For those that are treatment-resistant, seeking alternative ways to treat their depression typically becomes the next step says David Olson, an assistant professor at the University of California. He explained further saying,
“Mind altering drugs are already being used in the clinic. Ketamine is being prescribed off label to treat depression, and MDMA is entering phase three [The most important phase] of clinical trials to treat post-traumatic stress disorder.”
In light of this, an emerging trend has surfaced, and devotees are microdosing psychedelic drugs to try to achieve better mental health on their own.
Microdosers Self-Treat Their Depression
People often start microdosing because of sadness and depression, and personal stories of how microdosing helps them number in the tens of thousands online. One such person who said that the practice helped them with their severe depression is 27-year-old Erica Avey. Avey told The Guardian in an interview that she microdosed on LSD for several months because she had entered a stage in her life where she suffered from debilitating bad moods.
The 27-year-old said that the psychedelic she used was an analog of LSD that was legal in Germany. Avey told them she started using the analog because it was often a challenge just to leave her apartment and do normal things. She went on to say microdosing the popular counterculture drug was effective when it came to managing and balancing her moods.
Erica Avey was unique because she could be open about it. The people where she worked knew that she microdosed LSD for her depression, and they were all right with it, she said. Avey added that “as long as I wasn’t out of control or permanently high at work, they were quite OK.”
A full dose of LSD is about 100 micrograms, and Avey said she took about one-sixth of a full dose of LSD, or 15 micrograms in other words. She indicated that the amount worked for her but said that some people took as little as six micrograms. Avey adopted a protocol that many members of the microdosing community stick by: Cycling one day on & three days off.

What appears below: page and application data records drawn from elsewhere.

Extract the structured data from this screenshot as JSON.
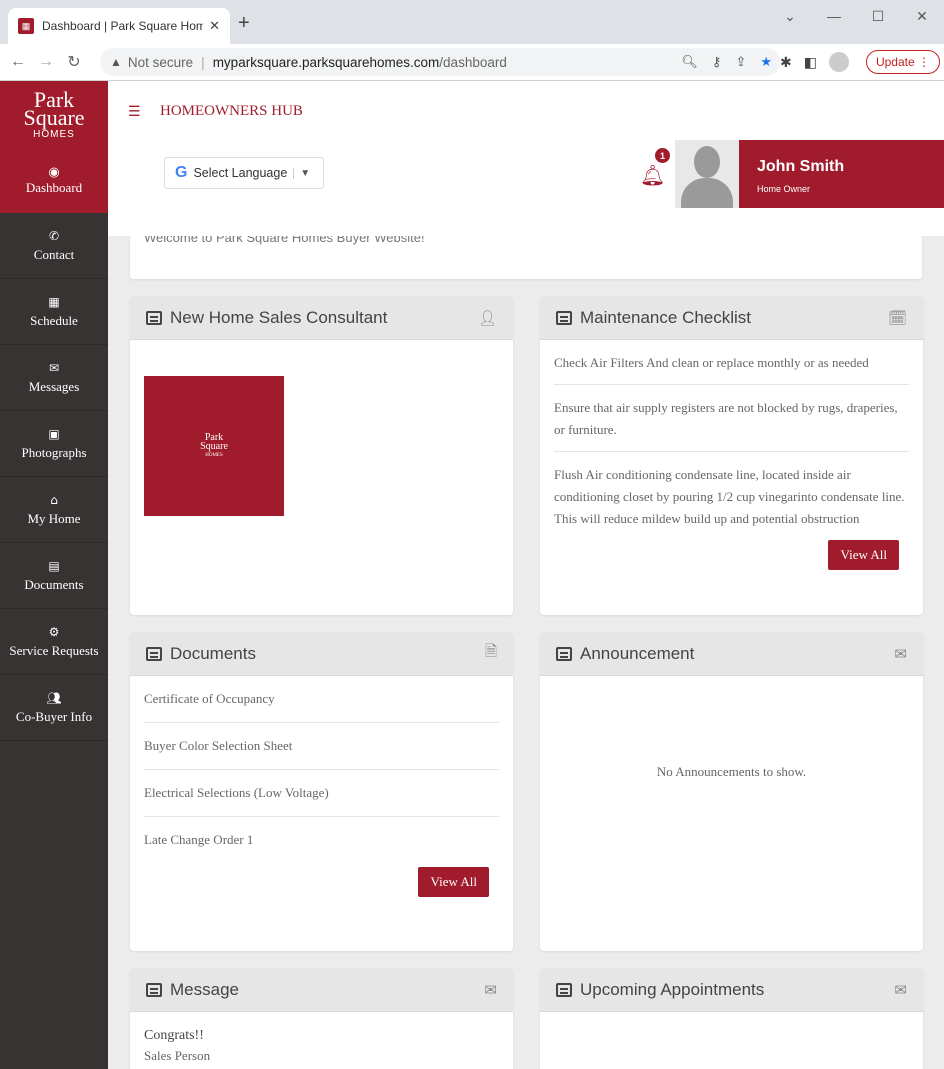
{
  "browser": {
    "tab_title": "Dashboard | Park Square Homes",
    "tab_close": "✕",
    "new_tab": "+",
    "url_warning": "Not secure",
    "url_host": "myparksquare.parksquarehomes.com",
    "url_path": "/dashboard",
    "update_label": "Update"
  },
  "sidebar": {
    "logo_brand_1": "Park",
    "logo_brand_2": "Square",
    "logo_sub": "HOMES",
    "items": [
      {
        "label": "Dashboard",
        "icon": "dashboard-icon"
      },
      {
        "label": "Contact",
        "icon": "phone-icon"
      },
      {
        "label": "Schedule",
        "icon": "calendar-icon"
      },
      {
        "label": "Messages",
        "icon": "envelope-icon"
      },
      {
        "label": "Photographs",
        "icon": "image-icon"
      },
      {
        "label": "My Home",
        "icon": "home-icon"
      },
      {
        "label": "Documents",
        "icon": "document-icon"
      },
      {
        "label": "Service Requests",
        "icon": "gears-icon"
      },
      {
        "label": "Co-Buyer Info",
        "icon": "users-icon"
      }
    ]
  },
  "header": {
    "hub_title": "HOMEOWNERS HUB",
    "language_label": "Select Language",
    "notification_count": "1",
    "user_name": "John Smith",
    "user_role": "Home Owner"
  },
  "welcome_text": "Welcome to Park Square Homes Buyer Website!",
  "consultant": {
    "title": "New Home Sales Consultant",
    "logo_text_1": "Park",
    "logo_text_2": "Square",
    "logo_text_3": "HOMES"
  },
  "maintenance": {
    "title": "Maintenance Checklist",
    "items": [
      "Check Air Filters And clean or replace monthly or as needed",
      "Ensure that air supply registers are not blocked by rugs, draperies, or furniture.",
      "Flush Air conditioning condensate line, located inside air conditioning closet by pouring 1/2 cup vinegarinto condensate line. This will reduce mildew build up and potential obstruction"
    ],
    "view_all": "View All"
  },
  "documents": {
    "title": "Documents",
    "items": [
      "Certificate of Occupancy",
      "Buyer Color Selection Sheet",
      "Electrical Selections (Low Voltage)",
      "Late Change Order 1"
    ],
    "view_all": "View All"
  },
  "announcement": {
    "title": "Announcement",
    "empty_text": "No Announcements to show."
  },
  "message": {
    "title": "Message",
    "heading": "Congrats!!",
    "from": "Sales Person"
  },
  "appointments": {
    "title": "Upcoming Appointments"
  },
  "colors": {
    "brand": "#a01c2c",
    "sidebar": "#363332"
  }
}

Once her self-treatment of choice kicked in, Avey said the drug allowed her to go to work and function normally. Of the experience, she told The Guardian, “It lifted me out of a pretty deep depression; I’m still trying to wrap my head around what it has done to me in the long term. I think it changed me.”
Erica Avey said that not only does she consider taking crumb-sized pieces of LSD a big help for her depression, but it also made her more self-aware and less ruminative.
Another person who took LSD to help with the blues and depression is author Ayelet Waldman. Waldman, the author of “A Really Good Day: How Microdosing Made a Mega Difference in My Mood, My Marriage, and My Life,” said that after she struck out with conventional medications, she turned to microdosing LSD for help. The psychonaut writer alleged that the acid made a positive change to her life by saving “her from her intolerable mood storms.”
For now, researchers haven’t confirmed whether taking mini bits of psychoactive substances is safe and is an effective therapy for depression. In light of that, it’s hard to say for sure whether microdosing is effective for depression. The answer is as complex and as varied as the many mental disorders that microdosing psychedelics is alleged to treat. Stay posted to find out what current research yields, and it never hurts to keep reading up on the subject with the rest of the microdosing community.